A Brief History of Stones and Magic
While I may be a scientist, I am fascinated by the mythology surrounding stones. Even nowadays, people are obsessed with the metaphysical and spiritual properties of stone. While it's easy to get bogged down in the murky waters of cultural appropriation, stones and crystals have had a place in almost every culture's mythology and/or religion.
Why? Because stones and crystals have mystical properties. Before people had microscopes, knowledge of atomic structure, or understanding of the electromagnetic spectrum, stones represented something curious.
Stones may have been regarded as the physical connection to something celestial, since some stones had properties unseen in other materials at the time: light refraction and color flashes (as seen in these labradorites), translucence AND opaqueness, and beautiful colors/patterns that occurred naturally (even some colors unobtainable by painters at the time). Stones were used by medieval poets to describe beauty and desire. They were used to decorate religious objects. Stones are commonly used as magical items in legends and stories (like the Philosopher's Stone!). The connection between stones/mysticism in history is clear.
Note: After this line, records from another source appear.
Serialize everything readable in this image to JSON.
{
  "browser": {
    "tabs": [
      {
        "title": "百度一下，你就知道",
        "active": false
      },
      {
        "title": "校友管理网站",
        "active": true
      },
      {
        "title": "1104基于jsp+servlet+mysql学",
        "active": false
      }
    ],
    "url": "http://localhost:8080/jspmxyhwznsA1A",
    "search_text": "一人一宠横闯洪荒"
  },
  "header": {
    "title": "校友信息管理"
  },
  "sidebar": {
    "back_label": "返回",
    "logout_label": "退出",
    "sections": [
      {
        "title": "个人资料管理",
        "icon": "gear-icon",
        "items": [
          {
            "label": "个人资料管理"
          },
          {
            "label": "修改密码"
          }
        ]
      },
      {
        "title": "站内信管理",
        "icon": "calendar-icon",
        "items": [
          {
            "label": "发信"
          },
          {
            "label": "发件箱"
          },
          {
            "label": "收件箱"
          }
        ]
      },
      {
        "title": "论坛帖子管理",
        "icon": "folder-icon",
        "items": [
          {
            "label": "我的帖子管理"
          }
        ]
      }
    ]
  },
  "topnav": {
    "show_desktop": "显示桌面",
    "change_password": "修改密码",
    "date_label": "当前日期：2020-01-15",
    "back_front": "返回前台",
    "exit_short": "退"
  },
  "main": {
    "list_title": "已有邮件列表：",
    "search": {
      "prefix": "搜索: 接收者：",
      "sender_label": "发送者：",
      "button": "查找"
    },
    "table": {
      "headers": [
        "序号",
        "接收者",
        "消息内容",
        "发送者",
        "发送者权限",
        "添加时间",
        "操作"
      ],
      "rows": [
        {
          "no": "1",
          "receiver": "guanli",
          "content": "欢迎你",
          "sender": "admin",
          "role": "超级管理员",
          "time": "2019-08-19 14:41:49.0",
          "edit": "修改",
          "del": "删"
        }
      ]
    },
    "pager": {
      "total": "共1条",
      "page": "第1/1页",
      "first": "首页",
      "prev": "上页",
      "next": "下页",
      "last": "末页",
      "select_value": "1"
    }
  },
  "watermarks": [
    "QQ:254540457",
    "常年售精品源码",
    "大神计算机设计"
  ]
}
For example, had you not known how light works, or how white light is made up of all the colors of the rainbow, you too might think these labradorites magical. In fact, labradorites come from the Isle of Labrador (now in Canada) and their mythology is that they are Northern Lights that have dropped to Earth. It's easy to see why!